One thing is for certain for commercial tenants: it is always a good decision to have your draft lease reviewed by an experienced commercial leasing attorney.
When you receive a draft commercial lease from the landlord, you should assume that the document is very one-sided in favor of the landlord. This is almost always the case. However, it is the landlord’s expectation that you will attempt to negotiate changes.
Usually, before the draft lease is presented, the landlord and tenant already have a mutual understanding with respect to the business terms to be included in the lease. These business terms may be reflected in a letter of intent signed by the parties. The business terms include such items as: the location and square footage of the space to be leased; the length of the lease and any extension options; the lease start date and the rent start date; the amount of rent to be paid; the amount of the security deposit; the pass-through expenses for which the tenant will be responsible; each party’s responsibility for the construction of improvements to the space; the concessions to be received by the tenant (such as free rent and construction allowances); and, the personal guarantees to be provided by the tenant (if any). An attorney can review the draft lease to ensure that the pre-agreed business terms are properly reflected in the draft lease. The attorney can also help you to negotiate or re-negotiate business terms that are missing and/or problematic.
In addition to reviewing the business terms, an attorney will help you to negotiate the legal terms of the lease, which are not typically addressed in the letter of intent. The legal terms include such items as: the permitted uses of the space; the right to assign and sublet; notice and cure rights in the event of default; audit rights with respect to pass-through expenses; pass-through expense exclusions; mutual indemnification obligations, including with respect to hazardous materials; limitations on personal guarantees; limitations on landlord access the space; restoration obligations in the event of construction; termination rights in the event of casualty; subordination, non-disturbance and attornment; mutual attorney fee clause; removal of unfair penalties for non-compliance; etc.

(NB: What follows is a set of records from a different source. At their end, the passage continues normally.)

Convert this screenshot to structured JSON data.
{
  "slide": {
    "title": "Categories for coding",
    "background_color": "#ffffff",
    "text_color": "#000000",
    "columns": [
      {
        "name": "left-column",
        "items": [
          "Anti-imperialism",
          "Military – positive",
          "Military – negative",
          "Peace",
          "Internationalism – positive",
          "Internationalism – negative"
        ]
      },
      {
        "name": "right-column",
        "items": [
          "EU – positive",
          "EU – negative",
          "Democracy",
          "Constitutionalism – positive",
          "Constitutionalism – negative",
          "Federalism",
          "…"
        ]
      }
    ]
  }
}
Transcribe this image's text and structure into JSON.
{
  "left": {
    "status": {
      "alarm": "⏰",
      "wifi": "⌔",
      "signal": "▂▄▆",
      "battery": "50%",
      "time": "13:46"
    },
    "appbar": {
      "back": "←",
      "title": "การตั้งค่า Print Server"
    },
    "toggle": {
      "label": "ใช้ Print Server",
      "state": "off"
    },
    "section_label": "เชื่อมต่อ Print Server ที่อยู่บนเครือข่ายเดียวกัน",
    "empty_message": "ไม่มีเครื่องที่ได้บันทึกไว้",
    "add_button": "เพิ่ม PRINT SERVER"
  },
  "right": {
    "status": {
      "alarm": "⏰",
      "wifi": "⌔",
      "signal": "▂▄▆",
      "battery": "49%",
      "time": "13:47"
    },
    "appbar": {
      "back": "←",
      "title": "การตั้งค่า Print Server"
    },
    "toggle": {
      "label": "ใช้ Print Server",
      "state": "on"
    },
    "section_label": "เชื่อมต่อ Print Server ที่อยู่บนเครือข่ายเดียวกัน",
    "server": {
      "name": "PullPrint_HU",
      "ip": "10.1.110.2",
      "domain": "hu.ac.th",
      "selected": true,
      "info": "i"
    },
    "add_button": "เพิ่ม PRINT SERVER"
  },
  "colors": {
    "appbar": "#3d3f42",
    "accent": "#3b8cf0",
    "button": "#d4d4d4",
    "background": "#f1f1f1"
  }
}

Tenants often overlook these legal terms when the business terms are agreed upon. However, a tenant’s failure to address these legal terms can have drastic consequences. For example, a tenant may not be able to sell its business, may not have any opportunity to cure a default before getting evicted, may be excessively or unreasonably charged for pass-through expenses, may not be able to secure lender financing due to the landlord’s priority lien, etc.
The good news is that most commercial landlords are willing to revisit these items. An experienced commercial leasing attorney understands how to approach the landlord with alternative language that is likely to be accepted.
GRDD Law offers reasonable flat fee options to tenants in need of a commercial lease review. Our attorney will review the lease, flag the problematic areas, discuss your needs and goals, and work closely with you to implement a negotiation strategy. If we are engaged to take the lead on the negotiation, we will revise the lease, communicate directly with the landlord and/or its attorney, and cordially advocate for your interests. Typically, several drafts of the lease will be exchanged until the parties have established the “best and final” terms that the landlord is willing to accept. At that point, we will help you evaluate whether it makes sense to execute the lease document and move forward.
If you are considering our firm for your lease review project, you are encouraged to read the Firm’s Google reviews that pertain to lease reviews.